A scam involving new Medicare cards is the latest trick being used by some con artists to convince older people to share identifying information. (Pixabay)
July 13, 2018
MINNEAPOLIS, Minn. – Consumer groups in Minnesota continue their efforts to protect older adults from fraud and identity theft. At a “Scam Jam” event today in Cambridge, AARP Minnesota and the Better Business Bureau teamed up to educate seniors, family members and caregivers about the most common scams and how to avoid them.
Jay Haapala, associate state director of community engagement with AARP Minnesota, says previous Scam Jams have been quite popular, as people over age 50 show greater interest in learning about identity theft and scams.
“People are fascinated by the way these con artists are operating, kind of like watching a crime drama on TV,” says Haapala. “But also, we’re all very worried about making sure we protect our finances. So many people have worked their whole life to scrape together a little bit of savings, and these con artists are coming after it.”
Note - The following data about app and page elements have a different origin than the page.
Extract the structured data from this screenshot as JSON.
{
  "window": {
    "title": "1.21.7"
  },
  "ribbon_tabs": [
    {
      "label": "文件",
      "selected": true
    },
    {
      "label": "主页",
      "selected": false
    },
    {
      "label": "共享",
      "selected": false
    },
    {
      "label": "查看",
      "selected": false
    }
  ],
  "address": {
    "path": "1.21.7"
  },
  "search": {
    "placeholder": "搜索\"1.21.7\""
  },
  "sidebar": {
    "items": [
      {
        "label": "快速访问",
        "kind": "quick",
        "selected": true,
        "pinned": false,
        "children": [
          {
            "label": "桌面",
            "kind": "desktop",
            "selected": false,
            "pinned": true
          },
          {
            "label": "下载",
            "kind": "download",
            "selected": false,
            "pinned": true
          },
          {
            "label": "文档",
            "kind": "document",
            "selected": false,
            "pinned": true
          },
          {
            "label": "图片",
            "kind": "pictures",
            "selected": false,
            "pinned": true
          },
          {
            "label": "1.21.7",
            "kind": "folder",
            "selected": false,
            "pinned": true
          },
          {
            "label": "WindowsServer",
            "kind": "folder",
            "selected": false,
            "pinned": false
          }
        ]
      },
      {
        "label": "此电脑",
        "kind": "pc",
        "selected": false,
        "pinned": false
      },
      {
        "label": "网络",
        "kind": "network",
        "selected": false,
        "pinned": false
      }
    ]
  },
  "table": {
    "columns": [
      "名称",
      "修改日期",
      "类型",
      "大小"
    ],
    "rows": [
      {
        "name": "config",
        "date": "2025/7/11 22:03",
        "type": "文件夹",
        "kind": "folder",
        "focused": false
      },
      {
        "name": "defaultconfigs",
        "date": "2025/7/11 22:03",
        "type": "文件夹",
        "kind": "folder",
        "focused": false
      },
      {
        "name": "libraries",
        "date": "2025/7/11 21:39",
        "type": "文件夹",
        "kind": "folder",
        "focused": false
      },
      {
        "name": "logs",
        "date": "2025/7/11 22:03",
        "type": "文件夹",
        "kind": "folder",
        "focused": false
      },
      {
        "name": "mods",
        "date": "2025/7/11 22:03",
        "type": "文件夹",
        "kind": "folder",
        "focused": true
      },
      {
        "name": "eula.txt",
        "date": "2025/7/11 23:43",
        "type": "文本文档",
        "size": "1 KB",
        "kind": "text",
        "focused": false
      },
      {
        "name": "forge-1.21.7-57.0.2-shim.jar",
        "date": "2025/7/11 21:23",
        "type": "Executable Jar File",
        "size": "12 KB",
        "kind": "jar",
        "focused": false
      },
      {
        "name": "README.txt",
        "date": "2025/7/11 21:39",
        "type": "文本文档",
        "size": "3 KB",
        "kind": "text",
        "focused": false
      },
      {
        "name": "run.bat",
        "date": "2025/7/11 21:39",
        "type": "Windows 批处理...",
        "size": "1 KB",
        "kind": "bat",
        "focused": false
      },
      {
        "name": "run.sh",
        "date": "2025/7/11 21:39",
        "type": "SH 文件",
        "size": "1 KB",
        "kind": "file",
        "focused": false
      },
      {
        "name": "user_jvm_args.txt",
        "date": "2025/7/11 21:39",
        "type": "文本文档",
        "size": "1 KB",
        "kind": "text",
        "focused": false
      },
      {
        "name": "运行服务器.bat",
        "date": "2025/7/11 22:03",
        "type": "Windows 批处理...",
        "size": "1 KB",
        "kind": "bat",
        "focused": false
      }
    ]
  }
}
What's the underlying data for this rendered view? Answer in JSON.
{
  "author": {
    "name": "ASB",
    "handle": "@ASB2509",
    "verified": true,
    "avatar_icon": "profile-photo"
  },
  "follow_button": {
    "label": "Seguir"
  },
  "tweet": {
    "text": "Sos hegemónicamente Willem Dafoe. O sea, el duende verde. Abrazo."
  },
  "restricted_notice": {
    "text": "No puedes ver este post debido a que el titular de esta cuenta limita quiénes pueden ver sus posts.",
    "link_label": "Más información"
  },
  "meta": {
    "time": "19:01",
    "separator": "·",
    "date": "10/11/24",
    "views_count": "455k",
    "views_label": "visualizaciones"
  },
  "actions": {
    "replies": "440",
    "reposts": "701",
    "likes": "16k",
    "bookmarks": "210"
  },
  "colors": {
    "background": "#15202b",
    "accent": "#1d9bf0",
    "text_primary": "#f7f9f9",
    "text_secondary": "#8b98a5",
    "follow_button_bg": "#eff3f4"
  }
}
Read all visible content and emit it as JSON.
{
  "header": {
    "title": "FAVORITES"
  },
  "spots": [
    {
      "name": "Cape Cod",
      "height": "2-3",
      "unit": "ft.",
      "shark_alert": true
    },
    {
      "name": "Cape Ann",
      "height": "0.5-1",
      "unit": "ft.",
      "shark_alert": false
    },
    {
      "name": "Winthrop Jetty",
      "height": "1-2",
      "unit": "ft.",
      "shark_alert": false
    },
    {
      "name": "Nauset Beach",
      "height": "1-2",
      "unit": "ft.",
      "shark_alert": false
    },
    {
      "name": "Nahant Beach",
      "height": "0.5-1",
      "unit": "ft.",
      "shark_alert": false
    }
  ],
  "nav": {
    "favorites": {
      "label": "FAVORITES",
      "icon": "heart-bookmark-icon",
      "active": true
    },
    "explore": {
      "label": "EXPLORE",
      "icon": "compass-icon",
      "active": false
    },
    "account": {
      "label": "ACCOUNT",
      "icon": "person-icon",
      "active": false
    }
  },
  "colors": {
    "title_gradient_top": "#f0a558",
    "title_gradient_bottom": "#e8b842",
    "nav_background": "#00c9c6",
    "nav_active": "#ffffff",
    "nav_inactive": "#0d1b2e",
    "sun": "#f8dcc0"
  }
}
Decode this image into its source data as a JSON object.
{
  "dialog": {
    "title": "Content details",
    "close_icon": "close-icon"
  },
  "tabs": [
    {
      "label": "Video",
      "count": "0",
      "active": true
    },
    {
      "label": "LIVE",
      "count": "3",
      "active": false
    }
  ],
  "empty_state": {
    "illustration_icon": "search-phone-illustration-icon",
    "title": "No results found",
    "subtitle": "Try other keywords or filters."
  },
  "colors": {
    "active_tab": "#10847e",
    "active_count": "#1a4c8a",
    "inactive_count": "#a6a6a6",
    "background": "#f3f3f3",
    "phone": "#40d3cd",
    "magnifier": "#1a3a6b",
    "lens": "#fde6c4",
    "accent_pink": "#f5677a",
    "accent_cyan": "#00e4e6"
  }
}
For those who couldn’t attend today’s event, both organizations feature resources and scam alerts to keep people up-to-date. The information is online at ‘AARP.org/fraud‘ and ‘BBB.org/scamtracker.’
Because older adults are perceived to have financial “nest eggs,” Dan Hendrickson, communications manager of BBB of Minnesota and North Dakota, explains they’re a highly targeted demographic for fraud. Many con artists will spend time developing relationships and trust with an older person, especially those who are isolated or lonely.
“It is kind of the last of the trusting generation,” says Hendrickson. “They grew up in an age where people could be taken at their word and things could be taken at face value. And unfortunately, that’s not the world we live in anymore, and these scammers are both persistent and dedicated.”
Besides financial abuse within families, Scam Jam will focus on identify theft, cyber security and current fraud trends. Haapala says a new scheme involves scammers who call and say they need to verify information for the new Medicare cards that are coming out.
“So of course, they’re asking for people’s Social Security numbers and dates of birth, and other personal information,” says Haapala. “Even in some cases, scammers are calling saying some money is owed before a person can receive their new Medicare card. But it’s all a scam.”
He explains the new Medicare cards will be arriving in the mail soon, and for recipients, no payment or information verification is needed.
Mary Kuhlman, Public News Service – MN